I wonder whether in the interests of transparency Mr Crawford will be asking the FCO to provide further details.

Prospero is in fact wrong, or at least not fully right.

There was this strange phenomenon called Frais that was paid to Ambassadors directly into their bank accounts to enable them to entertain as they saw fit. But latterly it was accountable, not to the Embassy but to London.

Ambassadors had to complete detailed records of their Frais spending during the year and enter them into a special computer accounting package for scrutiny back in HQ. In our own case, Mrs Crawf slaved away to make sure that we had meticulous records of all our entertaining spending, including bulging files of receipts in case anyone did do a full check.

That said, it was never quite clear to me how far anyone seriously checked them when the returns were sent in. However, I know that in the early 2000s one Ambassador had organised an especially fancy end-of-year event seemingly to spend his remaining Frais allowance for that year. HQ disagreed that it was a proper use of public funds and insisted that he pay some of it from his own pocket. So some serious checks and balances were working. It is quite easy in a small organisation like the FCO for word on that sort of reprimand to get around.

More about this Frais business here:

Under pressure from internal unease, some questions in Parliament(!) and the Inland Revenue, the FCO over the years moved to making almost everything accountable and claimable as ‘actuals’. No more little profits here and there. But it took a very long time – almost thirty years.

Ambassadors’ Frais was an especially tough one to crack, as even to question it was presented as an aspersion on their Excellencies’ lofty honour.

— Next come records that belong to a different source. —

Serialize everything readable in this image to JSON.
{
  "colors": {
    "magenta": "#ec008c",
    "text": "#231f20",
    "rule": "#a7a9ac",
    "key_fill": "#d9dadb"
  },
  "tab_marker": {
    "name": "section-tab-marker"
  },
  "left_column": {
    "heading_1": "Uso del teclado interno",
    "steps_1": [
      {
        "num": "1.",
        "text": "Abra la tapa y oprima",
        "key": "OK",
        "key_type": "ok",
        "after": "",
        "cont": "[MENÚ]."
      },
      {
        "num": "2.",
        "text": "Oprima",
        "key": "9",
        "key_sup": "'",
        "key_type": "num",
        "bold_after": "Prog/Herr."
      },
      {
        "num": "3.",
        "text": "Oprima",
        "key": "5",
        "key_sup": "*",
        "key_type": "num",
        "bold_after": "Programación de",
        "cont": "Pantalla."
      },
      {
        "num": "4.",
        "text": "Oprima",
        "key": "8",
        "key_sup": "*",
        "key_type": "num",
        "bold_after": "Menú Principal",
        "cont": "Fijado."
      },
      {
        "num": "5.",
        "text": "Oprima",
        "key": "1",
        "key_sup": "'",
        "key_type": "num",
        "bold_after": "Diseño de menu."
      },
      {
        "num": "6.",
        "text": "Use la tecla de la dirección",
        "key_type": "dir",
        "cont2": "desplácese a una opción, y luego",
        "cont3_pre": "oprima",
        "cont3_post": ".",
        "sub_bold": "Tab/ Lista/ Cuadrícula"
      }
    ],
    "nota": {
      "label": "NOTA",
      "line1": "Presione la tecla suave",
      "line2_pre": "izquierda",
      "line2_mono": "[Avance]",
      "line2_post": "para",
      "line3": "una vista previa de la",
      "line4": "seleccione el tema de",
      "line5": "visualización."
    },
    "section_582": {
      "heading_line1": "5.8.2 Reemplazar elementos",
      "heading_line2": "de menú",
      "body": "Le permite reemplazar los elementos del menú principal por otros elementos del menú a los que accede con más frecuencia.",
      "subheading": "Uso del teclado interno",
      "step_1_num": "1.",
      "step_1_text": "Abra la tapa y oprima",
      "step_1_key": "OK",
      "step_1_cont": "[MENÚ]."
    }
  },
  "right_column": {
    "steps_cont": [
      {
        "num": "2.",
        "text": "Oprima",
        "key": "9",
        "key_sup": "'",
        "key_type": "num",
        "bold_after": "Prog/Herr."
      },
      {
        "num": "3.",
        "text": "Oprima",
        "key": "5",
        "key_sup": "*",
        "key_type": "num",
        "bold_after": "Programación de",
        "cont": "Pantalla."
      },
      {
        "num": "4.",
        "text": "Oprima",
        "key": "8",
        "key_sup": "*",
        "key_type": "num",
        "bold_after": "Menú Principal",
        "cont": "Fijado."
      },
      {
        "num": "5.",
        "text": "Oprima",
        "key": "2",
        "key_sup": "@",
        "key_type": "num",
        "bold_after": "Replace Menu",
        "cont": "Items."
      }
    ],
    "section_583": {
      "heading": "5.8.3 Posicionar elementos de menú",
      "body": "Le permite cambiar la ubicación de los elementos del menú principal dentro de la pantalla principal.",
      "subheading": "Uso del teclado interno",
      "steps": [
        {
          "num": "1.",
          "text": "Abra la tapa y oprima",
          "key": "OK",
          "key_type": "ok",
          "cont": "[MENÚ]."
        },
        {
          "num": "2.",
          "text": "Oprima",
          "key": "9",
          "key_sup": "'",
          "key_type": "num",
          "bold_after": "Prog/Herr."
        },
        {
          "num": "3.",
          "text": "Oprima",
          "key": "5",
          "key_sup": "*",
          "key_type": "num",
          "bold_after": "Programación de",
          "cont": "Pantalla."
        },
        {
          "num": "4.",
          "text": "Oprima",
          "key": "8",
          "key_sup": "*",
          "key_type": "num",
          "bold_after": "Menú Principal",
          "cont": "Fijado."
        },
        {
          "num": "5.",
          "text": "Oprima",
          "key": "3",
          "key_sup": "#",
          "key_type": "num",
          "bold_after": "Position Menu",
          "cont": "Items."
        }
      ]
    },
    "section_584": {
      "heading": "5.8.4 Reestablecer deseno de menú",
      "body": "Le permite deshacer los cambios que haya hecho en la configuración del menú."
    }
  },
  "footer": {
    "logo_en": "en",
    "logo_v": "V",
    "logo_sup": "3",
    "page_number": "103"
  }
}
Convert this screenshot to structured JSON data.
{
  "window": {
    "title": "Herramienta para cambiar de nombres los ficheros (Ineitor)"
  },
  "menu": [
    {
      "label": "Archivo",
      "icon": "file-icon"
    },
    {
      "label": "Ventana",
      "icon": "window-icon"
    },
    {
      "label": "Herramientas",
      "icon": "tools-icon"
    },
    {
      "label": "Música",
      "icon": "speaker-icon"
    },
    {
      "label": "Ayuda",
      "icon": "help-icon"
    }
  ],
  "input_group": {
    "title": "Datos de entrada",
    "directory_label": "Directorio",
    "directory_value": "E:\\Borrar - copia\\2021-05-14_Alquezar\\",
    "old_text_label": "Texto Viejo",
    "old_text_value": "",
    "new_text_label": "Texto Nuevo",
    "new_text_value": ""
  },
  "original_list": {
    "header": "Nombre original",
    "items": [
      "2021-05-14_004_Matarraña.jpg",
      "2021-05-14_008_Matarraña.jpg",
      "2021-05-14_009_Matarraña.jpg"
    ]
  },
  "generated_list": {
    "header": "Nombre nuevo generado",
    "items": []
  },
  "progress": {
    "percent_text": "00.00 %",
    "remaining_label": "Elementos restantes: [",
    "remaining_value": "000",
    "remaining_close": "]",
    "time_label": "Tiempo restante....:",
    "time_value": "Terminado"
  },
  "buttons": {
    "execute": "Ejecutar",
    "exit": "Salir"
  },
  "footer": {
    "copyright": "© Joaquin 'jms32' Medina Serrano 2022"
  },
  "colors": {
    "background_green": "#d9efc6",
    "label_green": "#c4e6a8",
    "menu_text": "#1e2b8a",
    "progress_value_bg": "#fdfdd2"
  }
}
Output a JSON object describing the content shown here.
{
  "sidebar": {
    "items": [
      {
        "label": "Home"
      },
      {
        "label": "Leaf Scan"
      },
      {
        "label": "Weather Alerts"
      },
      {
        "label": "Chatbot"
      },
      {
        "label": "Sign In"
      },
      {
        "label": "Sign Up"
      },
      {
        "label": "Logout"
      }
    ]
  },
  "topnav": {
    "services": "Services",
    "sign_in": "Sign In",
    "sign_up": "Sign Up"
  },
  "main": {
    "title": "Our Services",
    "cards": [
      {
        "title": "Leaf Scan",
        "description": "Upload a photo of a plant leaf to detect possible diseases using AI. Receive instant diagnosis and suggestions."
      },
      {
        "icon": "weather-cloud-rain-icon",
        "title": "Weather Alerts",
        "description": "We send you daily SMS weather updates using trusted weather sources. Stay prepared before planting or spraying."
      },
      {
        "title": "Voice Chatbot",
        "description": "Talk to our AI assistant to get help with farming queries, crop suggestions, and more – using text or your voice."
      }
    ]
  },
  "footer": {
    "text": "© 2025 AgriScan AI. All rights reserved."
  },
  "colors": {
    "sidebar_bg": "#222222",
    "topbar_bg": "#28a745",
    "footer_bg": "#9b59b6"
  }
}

First it became fully accountable: you had to spend the money you were given on reasonable entertaining, and, if it was not spent, send the remainder back. In Belgrade and Warsaw Mrs C laboriously entered all our official spending into a clunky computer programme and sent the data to London. But not once in seven years did anyone ever check the entries against our actual spend.

Only in 2007/08 did Frais stop being paid directly into Ambassadors’ private bank accounts and become part of a transparent Embassy budget open to easy, reasonable internal and external scrutiny.

So this is how things work in any organisation, with state/government bodies especially prone to be less concerned about the financial bottom line and instead working to laborious ‘evolution’ and precedent. Transparency is seen as an annoying intrusion, not an opportunity


MPs perch themselves right at the very top of the public policy chain. They have the ultimate power to set the rules and proudly to call to account those anywhere in the system who abuse them. Plus they have all sorts of privileges from being members of that plumply funded parliamentary club with its cheap bars and affable, elegant restaurants.

In these circumstances, those of us who have spent decades living scrupulously by the rules and working late into the night to account for every penny find ourselves with no sympathy to spare for people in high office who sent us orders and demanded scrupulous adherence to the rules, yet time and again personally signed off their own expenses claims that they knew were cutting corners if not explicitly dishonest.

With great power comes great responsibility. And with great abuses of responsibility comes great – and richly deserved – humiliation.